As part of its mandate, the PDFMA is also committed to ensuring diversity of products on a year-round basis. Because the Peterborough region does not grow every kind of agricultural product, and because of Peterborough's shorter growing season, the PDFMA's commitment necessarily entails that some of its vendors come from other places in Ontario. Some of those vendors also grow and produce their own goods; others who come from away sell goods and products on behalf of other Ontario growers.
It is the PDFMA's role to strike a balance between, on the one hand, ensuring access to locally grown and produced food and, on the other hand, ensuring diversity on a year-round basis. To strike this balance, the PDFMA is committed to keeping shoppers informed about where products are grown and who grows them. To this end, the PDFMA has developed and deployed a signage policy which helps individual shoppers make the choices that are right for them. It is important that the signage policy in place be consistent with the PDFMA's mandate to ensure access to local food and access to diverse products year-round; it is equally important that its signage portray vendors and their products fairly. Any allegation that the market includes vendors who resell produce they obtained from elsewhere, without explicit advertising telling customers where the food comes from, is simply false. Our market signage policy is explained in detail here: https://www.peterboroughfarmersmarket.com/market-infomat?/?/ . The signage policy applies to every vendor.
Regarding the five vendors whose applications for market space were not renewed, there appears to be a misconception that their applications were not renewed because they are local growers and producers. Like the majority of vendors at the Peterborough market, these five vendors sell locally grown or produced goods. Some of the five do so exclusively, others among the five do not. Some only sell products they grow themselves, others do not. The five vendors whose applications were not renewed are no different than most vendors at the Peterborough Market in this regard. Any allegation that these five vendors' applications were declined because they sell local products is patently false.
When vendors are approved to occupy market space at Morrow Park, they are required to abide by a set of rules and regulations. These rules and regulations ensure that the market runs smoothly and that vendors cooperate with each other in a spirit of mutual respect. Among other provisions, the rules require that vendors understand, support and promote the Peterborough Market's mission statement which, as set out above, is to enhance access to fresh, local Ontario produce and goods, as well as fostering a lively and diverse market. The rules also require that vendors treat each other with respect, courtesy and fairness. Though the PDFMA welcomes all points of view in how market affairs are run, disagreement must be voiced in accordance with the market's rules and regulations, as is the case for any other organization. The market cannot run smoothly and efficiently if vendors attack the market or each other in the media. The market cannot run smoothly if vendors actively campaign to dismantle the market's governing body. The market cannot run smoothly if vendors consistently misinform the media and the public about its operations.

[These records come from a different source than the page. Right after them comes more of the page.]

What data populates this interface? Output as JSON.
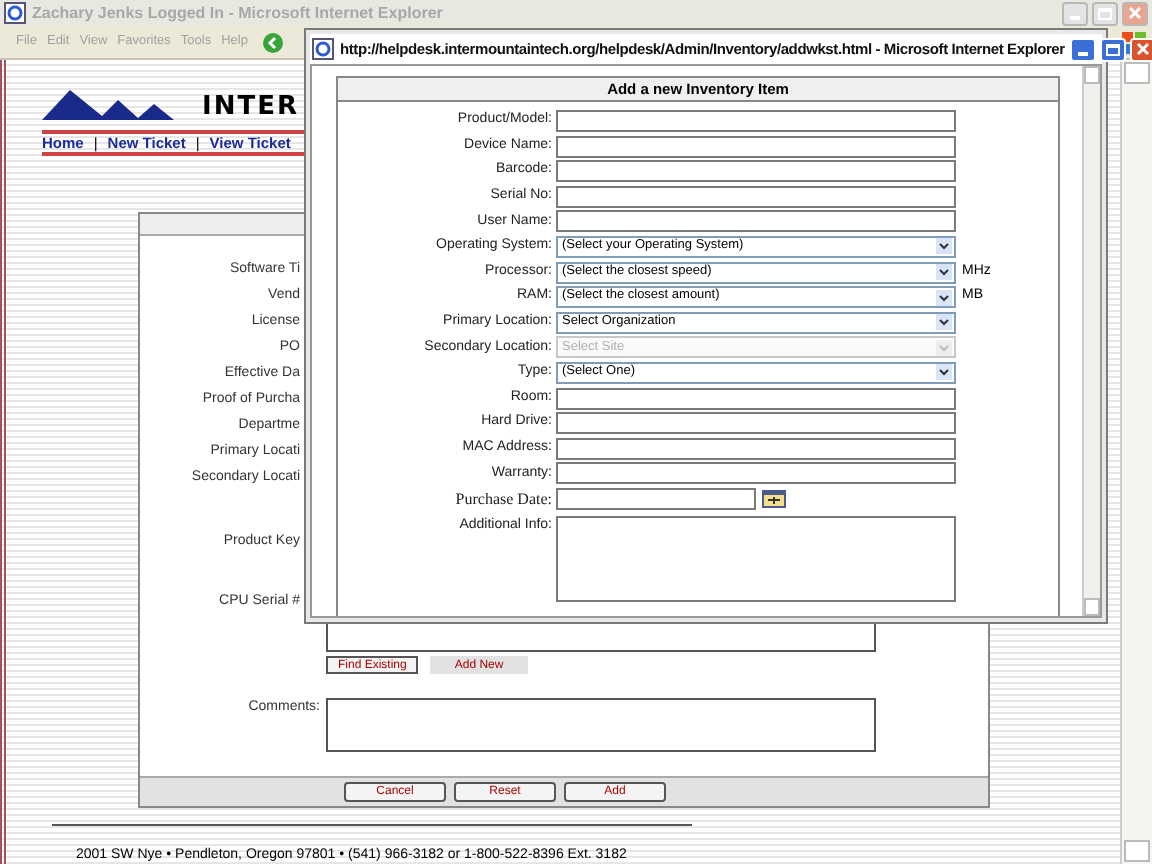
{
  "main_window": {
    "title": "Zachary Jenks Logged In - Microsoft Internet Explorer",
    "menu": [
      "File",
      "Edit",
      "View",
      "Favorites",
      "Tools",
      "Help"
    ]
  },
  "site": {
    "logo_text": "INTER",
    "nav": [
      {
        "kind": "link",
        "label": "Home"
      },
      {
        "kind": "separator",
        "label": "|"
      },
      {
        "kind": "link",
        "label": "New Ticket"
      },
      {
        "kind": "separator",
        "label": "|"
      },
      {
        "kind": "link",
        "label": "View Ticket"
      }
    ]
  },
  "background_form": {
    "labels": [
      "Software Ti",
      "Vend",
      "License",
      "PO",
      "Effective Da",
      "Proof of Purcha",
      "Departme",
      "Primary Locati",
      "Secondary Locati",
      "Product Key",
      "CPU Serial #"
    ],
    "buttons": [
      {
        "label": "Find Existing",
        "selected": true
      },
      {
        "label": "Add New",
        "selected": false
      }
    ],
    "comments_label": "Comments:",
    "footer_buttons": [
      "Cancel",
      "Reset",
      "Add"
    ]
  },
  "footer": "2001 SW Nye • Pendleton, Oregon 97801 • (541) 966-3182 or 1-800-522-8396 Ext. 3182",
  "popup": {
    "title": "http://helpdesk.intermountaintech.org/helpdesk/Admin/Inventory/addwkst.html - Microsoft Internet Explorer",
    "heading": "Add a new Inventory Item",
    "fields": [
      {
        "kind": "text",
        "label": "Product/Model:"
      },
      {
        "kind": "text",
        "label": "Device Name:"
      },
      {
        "kind": "text",
        "label": "Barcode:"
      },
      {
        "kind": "text",
        "label": "Serial No:"
      },
      {
        "kind": "text",
        "label": "User Name:"
      },
      {
        "kind": "select",
        "label": "Operating System:",
        "value": "(Select your Operating System)",
        "disabled": false
      },
      {
        "kind": "select",
        "label": "Processor:",
        "value": "(Select the closest speed)",
        "unit": "MHz",
        "disabled": false
      },
      {
        "kind": "select",
        "label": "RAM:",
        "value": "(Select the closest amount)",
        "unit": "MB",
        "disabled": false
      },
      {
        "kind": "select",
        "label": "Primary Location:",
        "value": "Select Organization",
        "disabled": false
      },
      {
        "kind": "select",
        "label": "Secondary Location:",
        "value": "Select Site",
        "disabled": true
      },
      {
        "kind": "select",
        "label": "Type:",
        "value": "(Select One)",
        "disabled": false
      },
      {
        "kind": "text",
        "label": "Room:"
      },
      {
        "kind": "text",
        "label": "Hard Drive:"
      },
      {
        "kind": "text",
        "label": "MAC Address:"
      },
      {
        "kind": "text",
        "label": "Warranty:"
      },
      {
        "kind": "date",
        "label": "Purchase Date:"
      },
      {
        "kind": "textarea",
        "label": "Additional Info:"
      }
    ]
  }
}
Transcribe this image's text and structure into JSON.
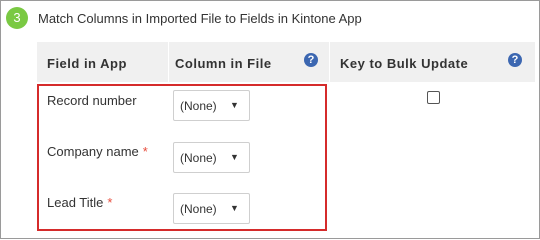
{
  "step": {
    "number": "3",
    "title": "Match Columns in Imported File to Fields in Kintone App"
  },
  "table": {
    "headers": {
      "field": "Field in App",
      "column": "Column in File",
      "key": "Key to Bulk Update"
    },
    "rows": [
      {
        "field": "Record number",
        "required": "",
        "column_value": "(None)"
      },
      {
        "field": "Company name",
        "required": "*",
        "column_value": "(None)"
      },
      {
        "field": "Lead Title",
        "required": "*",
        "column_value": "(None)"
      }
    ],
    "key_checkbox_checked": false
  },
  "icons": {
    "help": "question-icon",
    "caret": "dropdown-caret-icon"
  },
  "colors": {
    "step_badge": "#7ac943",
    "highlight_border": "#d52b2b",
    "required": "#e74c3c",
    "help_icon": "#3c67b1",
    "header_bg": "#f0f0f0"
  }
}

The decision to decline these vendors' applications was not made lightly. The PDFMA is acutely aware of the impact of its decision on shoppers, on the community and on the vendors themselves. However, the opportunity to sell goods at the Peterborough Market is not a right, it is a privilege. The board of the PDFMA is entrusted by its members to make difficult decisions with a view to ensure that vendors can work as a team to foster a safe and positive community atmosphere where people can gather to shop, socialize and meet old friends. The PDFMA stands by its decision.